BEGIN

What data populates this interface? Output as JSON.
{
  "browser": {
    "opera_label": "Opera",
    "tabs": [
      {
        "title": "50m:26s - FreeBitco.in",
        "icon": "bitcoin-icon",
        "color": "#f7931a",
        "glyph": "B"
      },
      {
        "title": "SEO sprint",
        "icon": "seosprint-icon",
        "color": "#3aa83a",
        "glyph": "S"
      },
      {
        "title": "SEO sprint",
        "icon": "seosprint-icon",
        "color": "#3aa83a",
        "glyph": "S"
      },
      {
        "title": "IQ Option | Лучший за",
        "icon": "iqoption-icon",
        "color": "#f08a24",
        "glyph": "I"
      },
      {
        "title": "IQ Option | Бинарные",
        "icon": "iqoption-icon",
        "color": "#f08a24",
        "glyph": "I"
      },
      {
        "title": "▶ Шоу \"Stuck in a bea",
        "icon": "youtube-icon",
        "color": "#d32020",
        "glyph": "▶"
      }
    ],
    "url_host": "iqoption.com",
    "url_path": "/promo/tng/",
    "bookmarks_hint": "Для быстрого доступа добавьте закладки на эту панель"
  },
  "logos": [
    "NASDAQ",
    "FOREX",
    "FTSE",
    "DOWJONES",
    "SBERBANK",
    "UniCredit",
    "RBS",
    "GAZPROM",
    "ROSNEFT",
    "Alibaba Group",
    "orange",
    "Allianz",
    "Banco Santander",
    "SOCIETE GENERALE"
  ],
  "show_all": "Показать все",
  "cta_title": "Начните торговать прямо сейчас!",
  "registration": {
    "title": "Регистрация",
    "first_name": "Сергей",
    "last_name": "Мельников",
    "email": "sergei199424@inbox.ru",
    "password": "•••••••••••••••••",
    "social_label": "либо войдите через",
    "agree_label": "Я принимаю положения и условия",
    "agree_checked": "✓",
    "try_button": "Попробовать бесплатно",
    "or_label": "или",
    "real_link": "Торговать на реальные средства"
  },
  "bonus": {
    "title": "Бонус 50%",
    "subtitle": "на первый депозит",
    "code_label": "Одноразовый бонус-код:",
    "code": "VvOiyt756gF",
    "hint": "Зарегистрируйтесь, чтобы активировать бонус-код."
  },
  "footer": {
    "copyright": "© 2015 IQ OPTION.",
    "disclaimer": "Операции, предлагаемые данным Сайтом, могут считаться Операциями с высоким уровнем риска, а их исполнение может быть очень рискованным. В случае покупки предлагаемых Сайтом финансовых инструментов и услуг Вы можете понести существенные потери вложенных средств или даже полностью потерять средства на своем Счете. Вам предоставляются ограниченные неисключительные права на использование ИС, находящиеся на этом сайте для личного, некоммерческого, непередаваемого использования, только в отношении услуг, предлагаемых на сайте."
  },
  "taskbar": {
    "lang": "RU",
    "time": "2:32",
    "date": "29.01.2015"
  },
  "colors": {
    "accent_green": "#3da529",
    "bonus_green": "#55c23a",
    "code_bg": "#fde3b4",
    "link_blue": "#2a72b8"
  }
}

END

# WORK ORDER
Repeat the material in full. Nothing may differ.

# TASK ANSWER
What data populates this interface? Output as JSON.
{
  "browser": {
    "opera_label": "Opera",
    "tabs": [
      {
        "title": "50m:26s - FreeBitco.in",
        "icon": "bitcoin-icon",
        "color": "#f7931a",
        "glyph": "B"
      },
      {
        "title": "SEO sprint",
        "icon": "seosprint-icon",
        "color": "#3aa83a",
        "glyph": "S"
      },
      {
        "title": "SEO sprint",
        "icon": "seosprint-icon",
        "color": "#3aa83a",
        "glyph": "S"
      },
      {
        "title": "IQ Option | Лучший за",
        "icon": "iqoption-icon",
        "color": "#f08a24",
        "glyph": "I"
      },
      {
        "title": "IQ Option | Бинарные",
        "icon": "iqoption-icon",
        "color": "#f08a24",
        "glyph": "I"
      },
      {
        "title": "▶ Шоу \"Stuck in a bea",
        "icon": "youtube-icon",
        "color": "#d32020",
        "glyph": "▶"
      }
    ],
    "url_host": "iqoption.com",
    "url_path": "/promo/tng/",
    "bookmarks_hint": "Для быстрого доступа добавьте закладки на эту панель"
  },
  "logos": [
    "NASDAQ",
    "FOREX",
    "FTSE",
    "DOWJONES",
    "SBERBANK",
    "UniCredit",
    "RBS",
    "GAZPROM",
    "ROSNEFT",
    "Alibaba Group",
    "orange",
    "Allianz",
    "Banco Santander",
    "SOCIETE GENERALE"
  ],
  "show_all": "Показать все",
  "cta_title": "Начните торговать прямо сейчас!",
  "registration": {
    "title": "Регистрация",
    "first_name": "Сергей",
    "last_name": "Мельников",
    "email": "sergei199424@inbox.ru",
    "password": "•••••••••••••••••",
    "social_label": "либо войдите через",
    "agree_label": "Я принимаю положения и условия",
    "agree_checked": "✓",
    "try_button": "Попробовать бесплатно",
    "or_label": "или",
    "real_link": "Торговать на реальные средства"
  },
  "bonus": {
    "title": "Бонус 50%",
    "subtitle": "на первый депозит",
    "code_label": "Одноразовый бонус-код:",
    "code": "VvOiyt756gF",
    "hint": "Зарегистрируйтесь, чтобы активировать бонус-код."
  },
  "footer": {
    "copyright": "© 2015 IQ OPTION.",
    "disclaimer": "Операции, предлагаемые данным Сайтом, могут считаться Операциями с высоким уровнем риска, а их исполнение может быть очень рискованным. В случае покупки предлагаемых Сайтом финансовых инструментов и услуг Вы можете понести существенные потери вложенных средств или даже полностью потерять средства на своем Счете. Вам предоставляются ограниченные неисключительные права на использование ИС, находящиеся на этом сайте для личного, некоммерческого, непередаваемого использования, только в отношении услуг, предлагаемых на сайте."
  },
  "taskbar": {
    "lang": "RU",
    "time": "2:32",
    "date": "29.01.2015"
  },
  "colors": {
    "accent_green": "#3da529",
    "bonus_green": "#55c23a",
    "code_bg": "#fde3b4",
    "link_blue": "#2a72b8"
  }
}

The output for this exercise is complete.